Historically, defendants in patent infringement litigation lawsuits in the U.S. have often been sued in so-called “plaintiff-friendly” courts such as the Eastern District of Texas even when there is little or no connection between the legal issue and the jurisdiction in which they are to be litigated. This issue is known as forum shopping. Regarding this issue, the U.S. Supreme Court handed down a very important judgment on 22nd May, 2017. The judgment could make it more difficult for a patent holder to file a lawsuit in plaintiff-friendly courts.
Kraft Food Brands LLC (Kraft), a Pennsylvania-based company, owns three patents, which cover beverage concentrates, water flavorings and packaging. Kraft filed a patent infringement lawsuit against TC Heartland LLC (TC Heartland) in the District Court for the District of Delaware. TC Heartland is incorporated in Indiana, and has its headquarters in Carmel, Indiana.
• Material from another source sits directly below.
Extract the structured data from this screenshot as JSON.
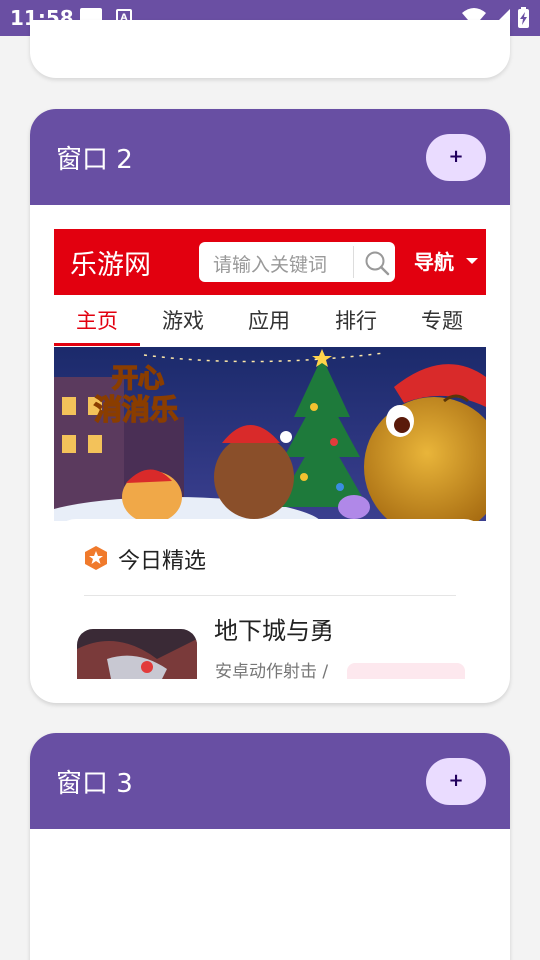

It is widely known that the district court in Delaware is one of the plaintiff-friendly courts in the U.S.
TC Heartland as a defendant asked the court to either dismiss the action on venue grounds or transfer the venue to the Southern District of Indiana because TC Heartland was not registered to do business in Delaware, and had neither local presence nor supply contracts in that State. However, the court rejected TC Heartland’s request. On appeal, the Federal Circuit agreed with the District Court.
The issue before the Supreme Court relates to where a company may be properly sued for patent infringement. As for this venue issue, there are two relevant statutes in 28 U.S.C. [Judiciary and Judicial procedure]:
- 1400 (b) [patent venue] as the specific venue statute, and
- 1391 (c)(2) [venue in general] as the general venue statute.
For a long time, there had been a dispute on which statutes should be applied to the venue for patent litigation.
Venue for patent litigation is governed by §1400 (b):
“Any civil action for patent infringement may be brought in the judicial district where the defendant resides, or where the defendant has committed acts of infringement and has a regular and established place of business.”
In Fourco Glass Co. v. Transmirra Products Corp., 353 U.S. 222, (1957), the Supreme Court decided that the “the judicial district where the defendant resides” is limited to the state in which the defendant company is incorporated, clarifying that the general statute doesn’t override the specific statute.
However, the general statute and the case law related to it may lead to different venue. §1391 (b)(a) states that:
“a civil action may be brought in a judicial district in which any defendant resides“.
In this regard, §1391 (c)(2) states that:
“[a corporation] shall be deemed to reside, if a defendant, in any judicial district in which such defendant is subject to the court’s personal jurisdiction with respect to the civil action in question”.
Regarding this statute, in VE Holding Corp. v Johnson Gas Appliance Co., 917 F.2d 1574 (Fed. Cir. 1990), the court took the position that personal jurisdiction would be admitted in any state where a corporation was engaged in sales activity. Since most companies are considered to be engaged in sales activity throughout the U.S., §1391 (c)(2) related case law would appear to make venue proper for such company in all U.S. jurisdictions.
Supreme Court judgment
The Supreme Court held that the word “resides” in the patent venue statute (§1400(b)) “refers only to the State of incorporation of the alleged infringer.“, and the general statute (§1391 (c)(2)) does not override the patent venue statute.
The Supreme Court reinstated Fourco case and revoked VE Holding case. It is noted that recent statistics show that 38 % of all patent infringement lawsuits were filed in the Eastern District of Texas in 2016. After the judgment, it is likely that in the future many cases that would have been filed in the Eastern District of Texas will instead be brought to the District of Delaware where many companies are incorporated for historical and tax reasons.
This judgment will definitely have a considerable impact on the so-called “patent trolls”, whose business model often entails suing alleged infringers in plaintiff-friendly venues like the Eastern District of Texas in an attempt to extort settlements from alleged infringers. Patent trolls might no longer be able to take advantage of plaintiff-friendly courts.
Another interesting issue is the venue for foreign companies, which are not incorporated in the U.S. because historically suits against those companies can be brought in any district. Since the Supreme Court did not rule on this issue, further case law may be expected in the future to clarify the venue for them.